ABOUT THIS EXERCISE: Give back the data in full, with every line exact.

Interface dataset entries
------------------------------------------------

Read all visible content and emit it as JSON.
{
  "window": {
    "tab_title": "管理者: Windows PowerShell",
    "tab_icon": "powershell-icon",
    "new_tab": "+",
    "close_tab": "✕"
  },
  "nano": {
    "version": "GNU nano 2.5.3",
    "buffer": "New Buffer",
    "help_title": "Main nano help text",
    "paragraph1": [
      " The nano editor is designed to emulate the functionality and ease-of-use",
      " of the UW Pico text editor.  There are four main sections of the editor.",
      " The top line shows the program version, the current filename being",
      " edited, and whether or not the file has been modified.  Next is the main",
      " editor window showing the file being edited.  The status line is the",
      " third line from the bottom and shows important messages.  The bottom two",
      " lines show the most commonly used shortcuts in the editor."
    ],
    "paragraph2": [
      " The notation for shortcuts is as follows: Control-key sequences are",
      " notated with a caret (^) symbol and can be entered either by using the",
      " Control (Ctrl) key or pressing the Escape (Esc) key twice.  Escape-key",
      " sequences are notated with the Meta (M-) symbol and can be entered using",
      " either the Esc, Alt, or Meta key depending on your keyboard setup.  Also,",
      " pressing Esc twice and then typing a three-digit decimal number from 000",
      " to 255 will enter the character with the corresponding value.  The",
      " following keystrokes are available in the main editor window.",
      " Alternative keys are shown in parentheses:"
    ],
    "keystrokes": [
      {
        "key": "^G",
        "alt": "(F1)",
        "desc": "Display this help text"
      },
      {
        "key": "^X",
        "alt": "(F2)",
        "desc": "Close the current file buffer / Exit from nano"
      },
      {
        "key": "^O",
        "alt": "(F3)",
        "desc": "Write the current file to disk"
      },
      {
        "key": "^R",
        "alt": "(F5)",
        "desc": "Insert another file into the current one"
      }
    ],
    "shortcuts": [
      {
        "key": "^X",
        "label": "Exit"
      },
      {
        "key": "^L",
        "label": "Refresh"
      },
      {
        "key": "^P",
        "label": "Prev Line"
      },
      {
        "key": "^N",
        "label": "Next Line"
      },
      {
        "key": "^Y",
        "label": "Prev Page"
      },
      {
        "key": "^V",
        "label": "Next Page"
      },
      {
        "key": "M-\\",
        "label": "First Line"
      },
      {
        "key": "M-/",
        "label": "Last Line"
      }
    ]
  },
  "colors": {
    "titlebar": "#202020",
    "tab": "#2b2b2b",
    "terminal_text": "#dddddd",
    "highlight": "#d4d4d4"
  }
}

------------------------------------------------

RESULT OF THE TASK:
Read all visible content and emit it as JSON.
{
  "window": {
    "tab_title": "管理者: Windows PowerShell",
    "tab_icon": "powershell-icon",
    "new_tab": "+",
    "close_tab": "✕"
  },
  "nano": {
    "version": "GNU nano 2.5.3",
    "buffer": "New Buffer",
    "help_title": "Main nano help text",
    "paragraph1": [
      " The nano editor is designed to emulate the functionality and ease-of-use",
      " of the UW Pico text editor.  There are four main sections of the editor.",
      " The top line shows the program version, the current filename being",
      " edited, and whether or not the file has been modified.  Next is the main",
      " editor window showing the file being edited.  The status line is the",
      " third line from the bottom and shows important messages.  The bottom two",
      " lines show the most commonly used shortcuts in the editor."
    ],
    "paragraph2": [
      " The notation for shortcuts is as follows: Control-key sequences are",
      " notated with a caret (^) symbol and can be entered either by using the",
      " Control (Ctrl) key or pressing the Escape (Esc) key twice.  Escape-key",
      " sequences are notated with the Meta (M-) symbol and can be entered using",
      " either the Esc, Alt, or Meta key depending on your keyboard setup.  Also,",
      " pressing Esc twice and then typing a three-digit decimal number from 000",
      " to 255 will enter the character with the corresponding value.  The",
      " following keystrokes are available in the main editor window.",
      " Alternative keys are shown in parentheses:"
    ],
    "keystrokes": [
      {
        "key": "^G",
        "alt": "(F1)",
        "desc": "Display this help text"
      },
      {
        "key": "^X",
        "alt": "(F2)",
        "desc": "Close the current file buffer / Exit from nano"
      },
      {
        "key": "^O",
        "alt": "(F3)",
        "desc": "Write the current file to disk"
      },
      {
        "key": "^R",
        "alt": "(F5)",
        "desc": "Insert another file into the current one"
      }
    ],
    "shortcuts": [
      {
        "key": "^X",
        "label": "Exit"
      },
      {
        "key": "^L",
        "label": "Refresh"
      },
      {
        "key": "^P",
        "label": "Prev Line"
      },
      {
        "key": "^N",
        "label": "Next Line"
      },
      {
        "key": "^Y",
        "label": "Prev Page"
      },
      {
        "key": "^V",
        "label": "Next Page"
      },
      {
        "key": "M-\\",
        "label": "First Line"
      },
      {
        "key": "M-/",
        "label": "Last Line"
      }
    ]
  },
  "colors": {
    "titlebar": "#202020",
    "tab": "#2b2b2b",
    "terminal_text": "#dddddd",
    "highlight": "#d4d4d4"
  }
}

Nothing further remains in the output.